The GRAX Virtual Appliance is architected to minimze operations and maintence. It does require routine maintenance for security and software updates. It also could require emergency maintenance in the face of unexpected failures, outages and disasters.
This guide documents how to best maintain security, availability and recover from unexpected problems.
The GRAX Virtual Appliance relies solely on an EC2 Instance Role for the GRAX service to access S3 and ElasticSearch. The Instance Role uses STS temporary credentials which rotate every 12 hours by default.
By design there are no static IAM credentials at all, so no need for rotating keys.
Backend service, AMI and infrastructure configuration patches and upgrades are managed through CloudFormation.
Service updates are configured with the
Redeploy parameter. Set
Redeploy to the current unix timestamp to get the latest release.
AMI updates are configured with the
ImageId parameter. By default this is set to query SSM for the latest Amazon Linux 2 AMI, which will trigger an image and instance replacement if available on the the next CloudFormation update.
Infrastructure configuration changes are all managed through CloudFormation. The latest version of the templates are published here.
All SaaS backup data is immediately written to S3, which requires no backup or restore procedures.
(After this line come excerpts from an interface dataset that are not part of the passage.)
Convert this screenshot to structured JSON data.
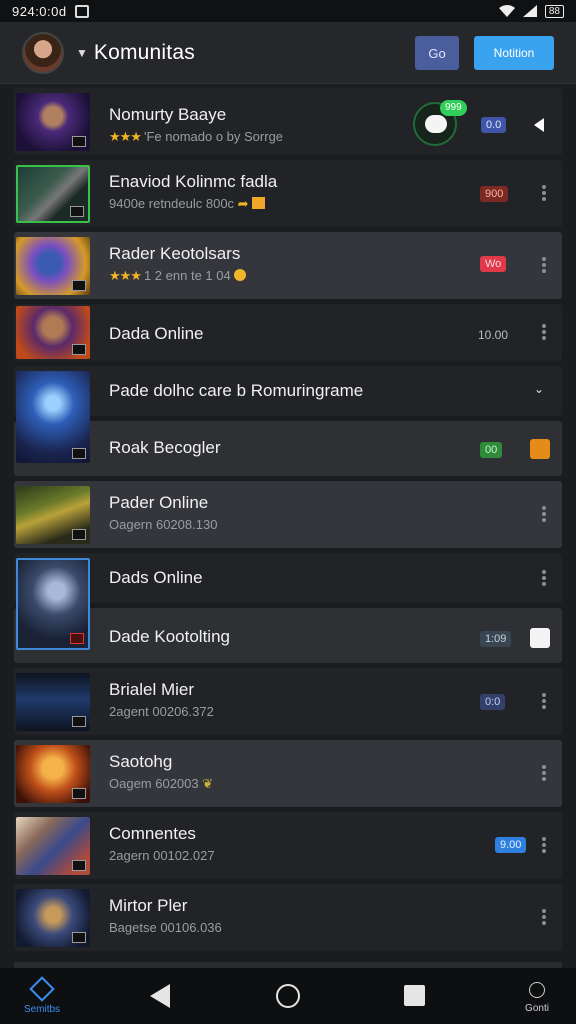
{
  "status_bar": {
    "time": "924:0:0d",
    "battery": "88"
  },
  "header": {
    "title": "Komunitas",
    "button1": "Go",
    "button2": "Notition"
  },
  "list": [
    {
      "title": "Nomurty Baaye",
      "stars": "★★★",
      "sub": "'Fe nomado o by Sorrge",
      "chat_count": "999",
      "pill": "0.0"
    },
    {
      "title": "Enaviod Kolinmc fadla",
      "sub": "9400e retndeulc 800c",
      "pill": "900"
    },
    {
      "title": "Rader Keotolsars",
      "stars": "★★★",
      "sub": "1 2 enn te 1 04",
      "pill": "Wo"
    },
    {
      "title": "Dada Online",
      "value": "10.00"
    },
    {
      "title": "Pade dolhc care b Romuringrame"
    },
    {
      "title": "Roak Becogler",
      "pill": "00"
    },
    {
      "title": "Pader Online",
      "sub": "Oagern 60208.130"
    },
    {
      "title": "Dads Online"
    },
    {
      "title": "Dade Kootolting",
      "pill": "1:09"
    },
    {
      "title": "Brialel Mier",
      "sub": "2agent 00206.372",
      "pill": "0:0"
    },
    {
      "title": "Saotohg",
      "sub": "Oagem 602003"
    },
    {
      "title": "Comnentes",
      "sub": "2agern 00102.027",
      "pill": "9.00"
    },
    {
      "title": "Mirtor Pler",
      "sub": "Bagetse 00106.036"
    }
  ],
  "bottom_nav": {
    "left_label": "Semitbs",
    "right_label": "Gonti"
  },
  "colors": {
    "accent_blue": "#3aa3ef",
    "nav_active": "#3b8ef0",
    "chat_green": "#2fcf5a"
  }
}
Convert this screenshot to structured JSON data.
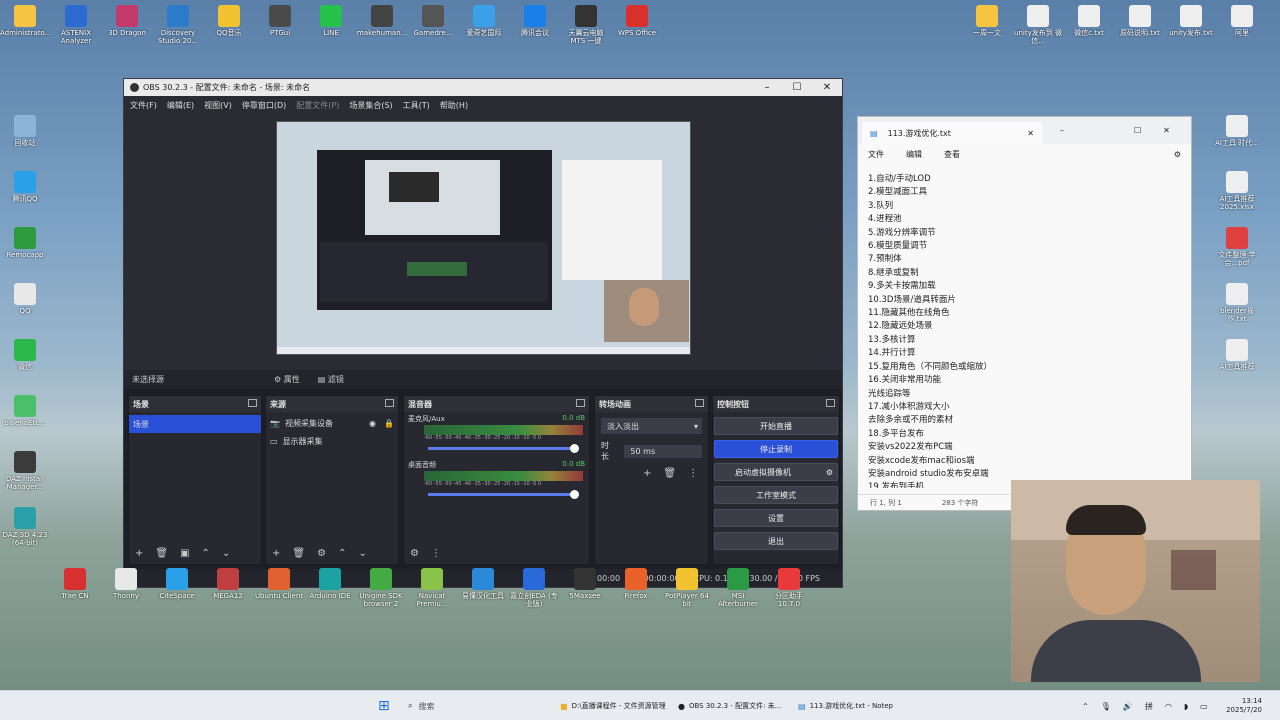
{
  "desktop": {
    "left_icons": [
      {
        "label": "Administrato...",
        "color": "#f5c542"
      },
      {
        "label": "ASTENIX Analyzer",
        "color": "#2c6bd1"
      },
      {
        "label": "3D Dragon",
        "color": "#c43a6a"
      },
      {
        "label": "Discovery Studio 20...",
        "color": "#2a7bc8"
      },
      {
        "label": "QQ音乐",
        "color": "#f2c230"
      },
      {
        "label": "PTGui",
        "color": "#4b4b4b"
      },
      {
        "label": "LINE",
        "color": "#25c14a"
      },
      {
        "label": "makehuman...",
        "color": "#444"
      },
      {
        "label": "Gamedre...",
        "color": "#555"
      },
      {
        "label": "爱奇艺国际",
        "color": "#3aa0e8"
      },
      {
        "label": "腾讯会议",
        "color": "#1a7fe8"
      },
      {
        "label": "天翼云电脑 MTS 一键",
        "color": "#333"
      },
      {
        "label": "WPS Office",
        "color": "#d8302a"
      }
    ],
    "col1": [
      {
        "label": "回收站",
        "color": "#8cb4d8"
      },
      {
        "label": "腾讯QQ",
        "color": "#2aa0e8"
      },
      {
        "label": "Remocapp",
        "color": "#2e9a3e"
      },
      {
        "label": "QQ",
        "color": "#e8e8e8"
      },
      {
        "label": "微信",
        "color": "#2ab84a"
      },
      {
        "label": "balenaEtc...",
        "color": "#4bbf6a"
      },
      {
        "label": "DAZ Install Manager...",
        "color": "#3b3b3b"
      },
      {
        "label": "DAZ 3D 4.23 (64-bit)",
        "color": "#2aa0a8"
      }
    ],
    "bottom_row": [
      {
        "label": "Trae CN",
        "color": "#d83030"
      },
      {
        "label": "Thonny",
        "color": "#e8e8e8"
      },
      {
        "label": "CiteSpace",
        "color": "#2aa0e8"
      },
      {
        "label": "MEGA12",
        "color": "#c04040"
      },
      {
        "label": "Ubuntu Client",
        "color": "#e06030"
      },
      {
        "label": "Arduino IDE",
        "color": "#1ba3a3"
      },
      {
        "label": "Unigine SDK browser 2",
        "color": "#44aa44"
      },
      {
        "label": "Navicat Premiu...",
        "color": "#8ac34a"
      },
      {
        "label": "易懂汉化工具",
        "color": "#2a8ad8"
      },
      {
        "label": "嘉立创EDA (专业版)",
        "color": "#2a6ad8"
      },
      {
        "label": "5Maxsee",
        "color": "#333"
      },
      {
        "label": "Firefox",
        "color": "#e8622a"
      },
      {
        "label": "PotPlayer 64 bit",
        "color": "#f2c230"
      },
      {
        "label": "MSI Afterburner",
        "color": "#2a9a44"
      },
      {
        "label": "分区助手 10.7.0",
        "color": "#e83a3a"
      }
    ],
    "right_icons": [
      {
        "label": "一周一文",
        "color": "#f5c542"
      },
      {
        "label": "unity发布到 微信...",
        "color": "#eee"
      },
      {
        "label": "微信c.txt",
        "color": "#eee"
      },
      {
        "label": "原码说明.txt",
        "color": "#eee"
      },
      {
        "label": "unity发布.txt",
        "color": "#eee"
      },
      {
        "label": "阿里",
        "color": "#eee"
      }
    ],
    "right_col2": [
      {
        "label": "AI工具 时代...",
        "color": "#eee"
      },
      {
        "label": "AI工具推荐 2025.xlsx",
        "color": "#eee"
      },
      {
        "label": "文件整理 学会...pdf",
        "color": "#e04040"
      },
      {
        "label": "blender操作.txt",
        "color": "#eee"
      },
      {
        "label": "AI工具推荐",
        "color": "#eee"
      }
    ]
  },
  "obs": {
    "title": "OBS 30.2.3 - 配置文件: 未命名 - 场景: 未命名",
    "menu": [
      "文件(F)",
      "编辑(E)",
      "视图(V)",
      "停靠窗口(D)",
      "配置文件(P)",
      "场景集合(S)",
      "工具(T)",
      "帮助(H)"
    ],
    "scene_bar": {
      "label": "未选择源",
      "props": "属性",
      "filters": "滤镜"
    },
    "scenes": {
      "title": "场景",
      "items": [
        "场景"
      ]
    },
    "sources": {
      "title": "来源",
      "items": [
        "视频采集设备",
        "显示器采集"
      ]
    },
    "mixer": {
      "title": "混音器",
      "channels": [
        {
          "name": "麦克风/Aux",
          "db": "0.0 dB"
        },
        {
          "name": "桌面音频",
          "db": "0.0 dB"
        }
      ],
      "scale": "-60 -55 -50 -45 -40 -35 -30 -25 -20 -15 -10 -5 0"
    },
    "transitions": {
      "title": "转场动画",
      "selected": "淡入淡出",
      "duration_label": "时长",
      "duration": "50 ms"
    },
    "controls": {
      "title": "控制按钮",
      "buttons": [
        "开始直播",
        "停止录制",
        "启动虚拟摄像机",
        "工作室模式",
        "设置",
        "退出"
      ]
    },
    "status": {
      "stream_time": "00:00:00",
      "rec_time": "00:00:00",
      "cpu": "CPU: 0.1%",
      "fps": "30.00 / 30.00 FPS"
    }
  },
  "notepad": {
    "tab": "113.游戏优化.txt",
    "menu": [
      "文件",
      "编辑",
      "查看"
    ],
    "lines": [
      "1.自动/手动LOD",
      "2.模型减面工具",
      "3.队列",
      "4.进程池",
      "5.游戏分辨率调节",
      "6.模型质量调节",
      "7.预制体",
      "8.继承或复制",
      "9.多关卡按需加载",
      "10.3D场景/道具转面片",
      "11.隐藏其他在线角色",
      "12.隐藏远处场景",
      "13.多核计算",
      "14.并行计算",
      "15.复用角色（不同颜色或缩放）",
      "16.关闭非常用功能",
      "光线追踪等",
      "17.减小体积游戏大小",
      "去除多余或不用的素材",
      "18.多平台发布",
      "安装vs2022发布PC端",
      "安装xcode发布mac和ios端",
      "安装android studio发布安卓端",
      "19.发布到手机"
    ],
    "status": {
      "pos": "行 1, 列 1",
      "chars": "283 个字符"
    }
  },
  "taskbar": {
    "search": "搜索",
    "items": [
      "D:\\直播课程件 - 文件资源管理",
      "OBS 30.2.3 - 配置文件: 未...",
      "113.游戏优化.txt - Notep"
    ],
    "lang": "拼",
    "time": "13:14",
    "date": "2025/7/20"
  }
}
RDS Aurora is configured with the default backup retention period of 1 day. Optionally you can configure periodic RDS snapshots. RDS backups and snapshots are restored through the AWS Web Management Console or through CloudFormation with the DBSnapshotIdentifier and DBPassword parameters.
ElasticSearch is configured with default hourly snapshots that are retained for 14 days. Elastic snapshots are restored through the AWS Web Management Console.
Recovery from instance or AZ failure is automated out of the box by the CloudFormation template.
A failed EC2 instance will be replaced by the multi-AZ AutoScaling Group.
A failed RDS or Elastic instance will be replaced by the multi-AZ cluster configuration.
For internal AWS service failures, if it affects the GRAX backend service, the ALB health check will fail, causing the instance to be replaced periodically until the health check passes again.
While failures and outages can impact a single backup, GRAX is configured to take “incremental backups” — backups of all data changes since the last successful backup — on a schedule. Therefore the next hourly or daily backup after recovery will include data changed during the outage window.
Salesforce generally retains data in the “Recycle Bin” for 15 days, meaning a recovery time of hours or even days, should not result in any backup data loss.
Common fault conditions include:
- Hitting EC2 memory or load limits
- Hitting RDS or Elastic load or capacity limits
In both of these cases:
- See Monitoring the Virtual Appliace for best practices for monitoring
- Increase the
ElasticsearchInstanceType, etc parameters to add additional capacity
See our support documentation for more information on how to receive support, support tiers and SLAs.
Updated 10 days ago